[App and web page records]
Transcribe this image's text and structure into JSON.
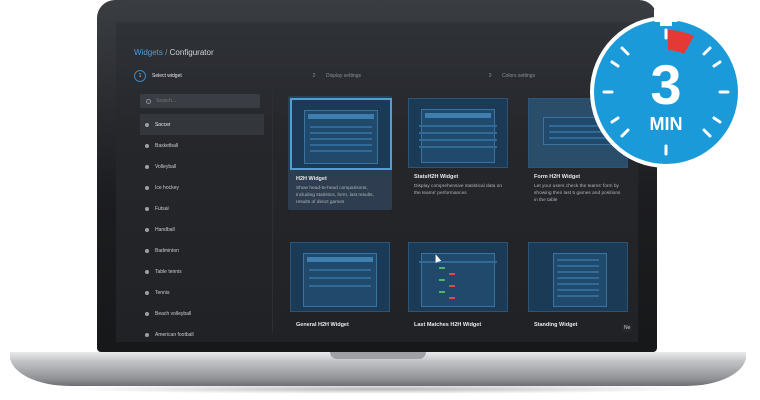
{
  "configurator": {
    "breadcrumb": "Widgets",
    "separator": "/",
    "title": "Configurator"
  },
  "steps": [
    {
      "num": "1",
      "label": "Select widget"
    },
    {
      "num": "2",
      "label": "Display settings"
    },
    {
      "num": "3",
      "label": "Colors settings"
    }
  ],
  "search": {
    "placeholder": "Search..."
  },
  "sports": [
    "Soccer",
    "Basketball",
    "Volleyball",
    "Ice hockey",
    "Futsal",
    "Handball",
    "Badminton",
    "Table tennis",
    "Tennis",
    "Beach volleyball",
    "American football"
  ],
  "widgets": [
    {
      "title": "H2H Widget",
      "desc": "Show head-to-head comparisons, including statistics, form, last results, results of direct games"
    },
    {
      "title": "StatsH2H Widget",
      "desc": "Display comprehensive statistical data on the teams' performances"
    },
    {
      "title": "Form H2H Widget",
      "desc": "Let your users check the teams' form by showing their last 5 games and positions in the table"
    },
    {
      "title": "General H2H Widget"
    },
    {
      "title": "Last Matches H2H Widget"
    },
    {
      "title": "Standing Widget"
    }
  ],
  "next_button": "Ne",
  "badge": {
    "number": "3",
    "unit": "MIN"
  },
  "colors": {
    "accent": "#4f9ed6",
    "badge": "#1a9ad9",
    "badge_red": "#e53935"
  }
}
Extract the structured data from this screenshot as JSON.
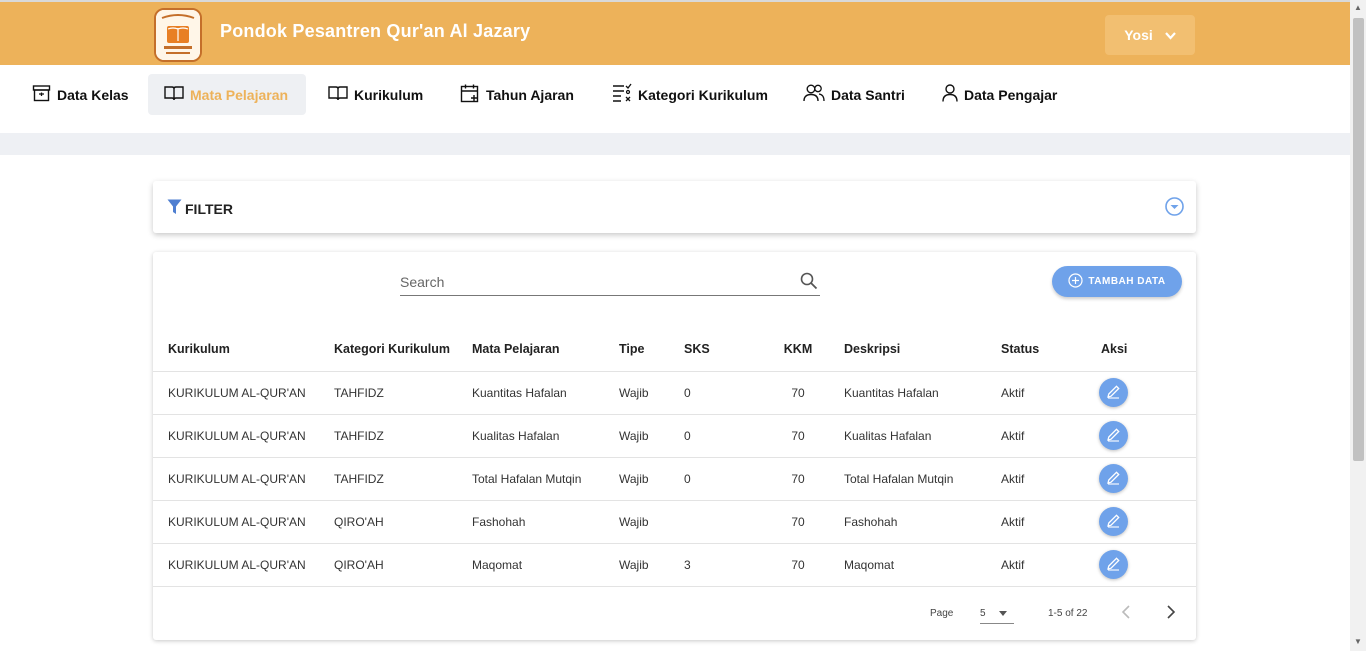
{
  "header": {
    "app_title": "Pondok Pesantren Qur'an Al Jazary",
    "user_name": "Yosi"
  },
  "nav": {
    "items": [
      {
        "label": "Data Kelas",
        "icon": "archive-box-icon"
      },
      {
        "label": "Mata Pelajaran",
        "icon": "book-open-icon",
        "active": true
      },
      {
        "label": "Kurikulum",
        "icon": "book-open-icon"
      },
      {
        "label": "Tahun Ajaran",
        "icon": "calendar-plus-icon"
      },
      {
        "label": "Kategori Kurikulum",
        "icon": "checklist-icon"
      },
      {
        "label": "Data Santri",
        "icon": "users-icon"
      },
      {
        "label": "Data Pengajar",
        "icon": "user-icon"
      }
    ]
  },
  "filter": {
    "label": "FILTER"
  },
  "search": {
    "placeholder": "Search"
  },
  "toolbar": {
    "add_label": "TAMBAH DATA"
  },
  "table": {
    "columns": [
      "Kurikulum",
      "Kategori Kurikulum",
      "Mata Pelajaran",
      "Tipe",
      "SKS",
      "KKM",
      "Deskripsi",
      "Status",
      "Aksi"
    ],
    "rows": [
      {
        "kurikulum": "KURIKULUM AL-QUR'AN",
        "kategori": "TAHFIDZ",
        "mapel": "Kuantitas Hafalan",
        "tipe": "Wajib",
        "sks": "0",
        "kkm": "70",
        "deskripsi": "Kuantitas Hafalan",
        "status": "Aktif"
      },
      {
        "kurikulum": "KURIKULUM AL-QUR'AN",
        "kategori": "TAHFIDZ",
        "mapel": "Kualitas Hafalan",
        "tipe": "Wajib",
        "sks": "0",
        "kkm": "70",
        "deskripsi": "Kualitas Hafalan",
        "status": "Aktif"
      },
      {
        "kurikulum": "KURIKULUM AL-QUR'AN",
        "kategori": "TAHFIDZ",
        "mapel": "Total Hafalan Mutqin",
        "tipe": "Wajib",
        "sks": "0",
        "kkm": "70",
        "deskripsi": "Total Hafalan Mutqin",
        "status": "Aktif"
      },
      {
        "kurikulum": "KURIKULUM AL-QUR'AN",
        "kategori": "QIRO'AH",
        "mapel": "Fashohah",
        "tipe": "Wajib",
        "sks": "",
        "kkm": "70",
        "deskripsi": "Fashohah",
        "status": "Aktif"
      },
      {
        "kurikulum": "KURIKULUM AL-QUR'AN",
        "kategori": "QIRO'AH",
        "mapel": "Maqomat",
        "tipe": "Wajib",
        "sks": "3",
        "kkm": "70",
        "deskripsi": "Maqomat",
        "status": "Aktif"
      }
    ]
  },
  "pagination": {
    "page_label": "Page",
    "page_size": "5",
    "range": "1-5 of 22"
  },
  "colors": {
    "brand": "#edb25a",
    "accent": "#6fa2ea"
  }
}
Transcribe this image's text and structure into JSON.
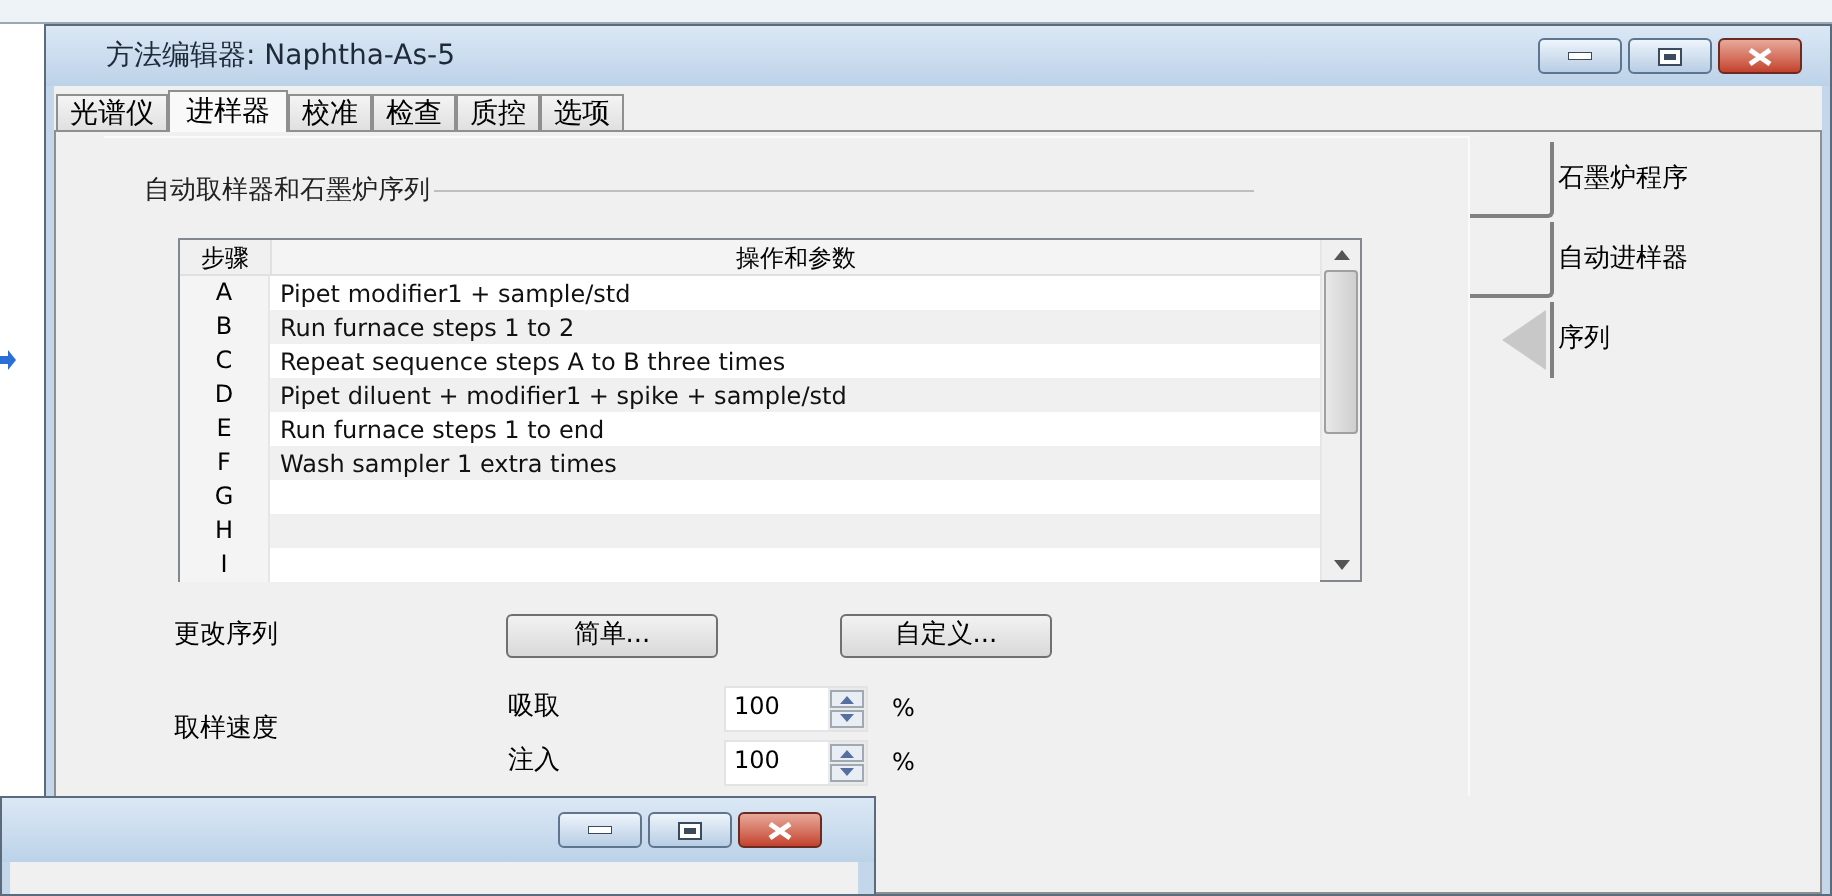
{
  "window": {
    "title": "方法编辑器: Naphtha-As-5"
  },
  "tabs": [
    {
      "label": "光谱仪",
      "selected": false
    },
    {
      "label": "进样器",
      "selected": true
    },
    {
      "label": "校准",
      "selected": false
    },
    {
      "label": "检查",
      "selected": false
    },
    {
      "label": "质控",
      "selected": false
    },
    {
      "label": "选项",
      "selected": false
    }
  ],
  "group_title": "自动取样器和石墨炉序列",
  "table": {
    "columns": [
      "步骤",
      "操作和参数"
    ],
    "rows": [
      {
        "step": "A",
        "action": "Pipet modifier1 + sample/std"
      },
      {
        "step": "B",
        "action": "Run furnace steps 1 to 2"
      },
      {
        "step": "C",
        "action": "Repeat sequence steps A to B three times"
      },
      {
        "step": "D",
        "action": "Pipet diluent + modifier1 + spike + sample/std"
      },
      {
        "step": "E",
        "action": "Run furnace steps 1 to end"
      },
      {
        "step": "F",
        "action": "Wash sampler 1 extra times"
      },
      {
        "step": "G"
      },
      {
        "step": "H"
      },
      {
        "step": "I"
      }
    ]
  },
  "side_tabs": [
    {
      "label": "石墨炉程序",
      "selected": false
    },
    {
      "label": "自动进样器",
      "selected": false
    },
    {
      "label": "序列",
      "selected": true
    }
  ],
  "change_sequence": {
    "label": "更改序列",
    "buttons": [
      "简单...",
      "自定义..."
    ]
  },
  "sampling_speed": {
    "label": "取样速度",
    "fields": [
      {
        "label": "吸取",
        "value": "100",
        "unit": "%"
      },
      {
        "label": "注入",
        "value": "100",
        "unit": "%"
      }
    ]
  }
}
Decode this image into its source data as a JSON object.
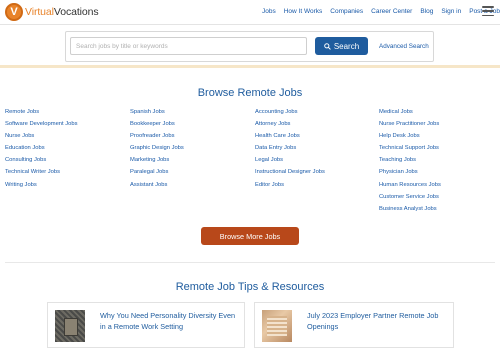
{
  "header": {
    "logo_letter": "V",
    "logo_name_part1": "Virtual",
    "logo_name_part2": "Vocations",
    "nav": [
      "Jobs",
      "How It Works",
      "Companies",
      "Career Center",
      "Blog",
      "Sign in",
      "Post a Job"
    ],
    "menu_icon": "hamburger-menu-icon"
  },
  "search": {
    "placeholder": "Search jobs by title or keywords",
    "button_label": "Search",
    "button_icon": "search-icon",
    "advanced_link": "Advanced Search"
  },
  "browse": {
    "title": "Browse Remote Jobs",
    "columns": [
      [
        "Remote Jobs",
        "Software Development Jobs",
        "Nurse Jobs",
        "Education Jobs",
        "Consulting Jobs",
        "Technical Writer Jobs",
        "Writing Jobs"
      ],
      [
        "Spanish Jobs",
        "Bookkeeper Jobs",
        "Proofreader Jobs",
        "Graphic Design Jobs",
        "Marketing Jobs",
        "Paralegal Jobs",
        "Assistant Jobs"
      ],
      [
        "Accounting Jobs",
        "Attorney Jobs",
        "Health Care Jobs",
        "Data Entry Jobs",
        "Legal Jobs",
        "Instructional Designer Jobs",
        "Editor Jobs"
      ],
      [
        "Medical Jobs",
        "Nurse Practitioner Jobs",
        "Help Desk Jobs",
        "Technical Support Jobs",
        "Teaching Jobs",
        "Physician Jobs",
        "Human Resources Jobs",
        "Customer Service Jobs",
        "Business Analyst Jobs"
      ]
    ],
    "more_button": "Browse More Jobs"
  },
  "tips": {
    "title": "Remote Job Tips & Resources",
    "cards": [
      {
        "title": "Why You Need Personality Diversity Even in a Remote Work Setting"
      },
      {
        "title": "July 2023 Employer Partner Remote Job Openings"
      }
    ]
  },
  "colors": {
    "brand_orange": "#e8832a",
    "link_blue": "#1a5aa8",
    "search_button": "#1f5c9e",
    "more_button": "#b8481a"
  }
}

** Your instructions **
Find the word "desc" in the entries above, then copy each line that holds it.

** Solved problem **
      "desc": "Show head-to-head comparisons, including statistics, form, last results, results of direct games"
      "desc": "Display comprehensive statistical data on the teams' performances"
      "desc": "Let your users check the teams' form by showing their last 5 games and positions in the table"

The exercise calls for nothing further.